**EXTRACTED RECORDS**
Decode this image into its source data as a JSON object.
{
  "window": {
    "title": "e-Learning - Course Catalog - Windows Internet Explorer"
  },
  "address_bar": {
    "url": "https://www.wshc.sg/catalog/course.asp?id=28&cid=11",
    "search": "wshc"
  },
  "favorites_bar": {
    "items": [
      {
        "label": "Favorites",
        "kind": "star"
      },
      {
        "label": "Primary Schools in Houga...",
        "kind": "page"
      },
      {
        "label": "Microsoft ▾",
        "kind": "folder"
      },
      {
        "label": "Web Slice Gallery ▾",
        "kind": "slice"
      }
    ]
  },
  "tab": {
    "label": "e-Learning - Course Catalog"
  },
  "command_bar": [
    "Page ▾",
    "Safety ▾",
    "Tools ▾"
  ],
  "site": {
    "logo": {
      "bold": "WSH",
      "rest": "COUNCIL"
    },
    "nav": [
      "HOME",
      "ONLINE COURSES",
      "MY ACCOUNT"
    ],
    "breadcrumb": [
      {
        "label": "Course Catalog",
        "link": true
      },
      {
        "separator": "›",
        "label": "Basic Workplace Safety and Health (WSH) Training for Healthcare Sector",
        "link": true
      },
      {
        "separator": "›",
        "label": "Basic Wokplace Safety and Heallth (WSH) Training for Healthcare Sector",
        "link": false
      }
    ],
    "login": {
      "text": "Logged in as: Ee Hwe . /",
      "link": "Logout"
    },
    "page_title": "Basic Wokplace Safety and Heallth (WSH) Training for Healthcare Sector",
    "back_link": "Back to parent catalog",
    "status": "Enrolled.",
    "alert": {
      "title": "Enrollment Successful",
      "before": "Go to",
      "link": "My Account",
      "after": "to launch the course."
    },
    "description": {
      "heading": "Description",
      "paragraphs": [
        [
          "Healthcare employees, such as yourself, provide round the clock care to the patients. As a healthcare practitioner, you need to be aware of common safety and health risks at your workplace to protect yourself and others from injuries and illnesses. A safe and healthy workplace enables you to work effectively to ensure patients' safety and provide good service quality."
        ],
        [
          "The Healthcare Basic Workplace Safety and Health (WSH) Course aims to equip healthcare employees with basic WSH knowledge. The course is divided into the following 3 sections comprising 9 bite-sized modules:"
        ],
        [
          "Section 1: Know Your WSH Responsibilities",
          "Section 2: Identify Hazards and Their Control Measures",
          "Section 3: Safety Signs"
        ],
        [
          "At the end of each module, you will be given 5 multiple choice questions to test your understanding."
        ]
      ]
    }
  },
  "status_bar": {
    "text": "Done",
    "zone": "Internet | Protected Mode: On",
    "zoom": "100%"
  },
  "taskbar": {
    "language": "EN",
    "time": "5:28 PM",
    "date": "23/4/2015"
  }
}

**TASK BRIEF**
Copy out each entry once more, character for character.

**EXERCISE ANSWER**
Decode this image into its source data as a JSON object.
{
  "window": {
    "title": "e-Learning - Course Catalog - Windows Internet Explorer"
  },
  "address_bar": {
    "url": "https://www.wshc.sg/catalog/course.asp?id=28&cid=11",
    "search": "wshc"
  },
  "favorites_bar": {
    "items": [
      {
        "label": "Favorites",
        "kind": "star"
      },
      {
        "label": "Primary Schools in Houga...",
        "kind": "page"
      },
      {
        "label": "Microsoft ▾",
        "kind": "folder"
      },
      {
        "label": "Web Slice Gallery ▾",
        "kind": "slice"
      }
    ]
  },
  "tab": {
    "label": "e-Learning - Course Catalog"
  },
  "command_bar": [
    "Page ▾",
    "Safety ▾",
    "Tools ▾"
  ],
  "site": {
    "logo": {
      "bold": "WSH",
      "rest": "COUNCIL"
    },
    "nav": [
      "HOME",
      "ONLINE COURSES",
      "MY ACCOUNT"
    ],
    "breadcrumb": [
      {
        "label": "Course Catalog",
        "link": true
      },
      {
        "separator": "›",
        "label": "Basic Workplace Safety and Health (WSH) Training for Healthcare Sector",
        "link": true
      },
      {
        "separator": "›",
        "label": "Basic Wokplace Safety and Heallth (WSH) Training for Healthcare Sector",
        "link": false
      }
    ],
    "login": {
      "text": "Logged in as: Ee Hwe . /",
      "link": "Logout"
    },
    "page_title": "Basic Wokplace Safety and Heallth (WSH) Training for Healthcare Sector",
    "back_link": "Back to parent catalog",
    "status": "Enrolled.",
    "alert": {
      "title": "Enrollment Successful",
      "before": "Go to",
      "link": "My Account",
      "after": "to launch the course."
    },
    "description": {
      "heading": "Description",
      "paragraphs": [
        [
          "Healthcare employees, such as yourself, provide round the clock care to the patients. As a healthcare practitioner, you need to be aware of common safety and health risks at your workplace to protect yourself and others from injuries and illnesses. A safe and healthy workplace enables you to work effectively to ensure patients' safety and provide good service quality."
        ],
        [
          "The Healthcare Basic Workplace Safety and Health (WSH) Course aims to equip healthcare employees with basic WSH knowledge. The course is divided into the following 3 sections comprising 9 bite-sized modules:"
        ],
        [
          "Section 1: Know Your WSH Responsibilities",
          "Section 2: Identify Hazards and Their Control Measures",
          "Section 3: Safety Signs"
        ],
        [
          "At the end of each module, you will be given 5 multiple choice questions to test your understanding."
        ]
      ]
    }
  },
  "status_bar": {
    "text": "Done",
    "zone": "Internet | Protected Mode: On",
    "zoom": "100%"
  },
  "taskbar": {
    "language": "EN",
    "time": "5:28 PM",
    "date": "23/4/2015"
  }
}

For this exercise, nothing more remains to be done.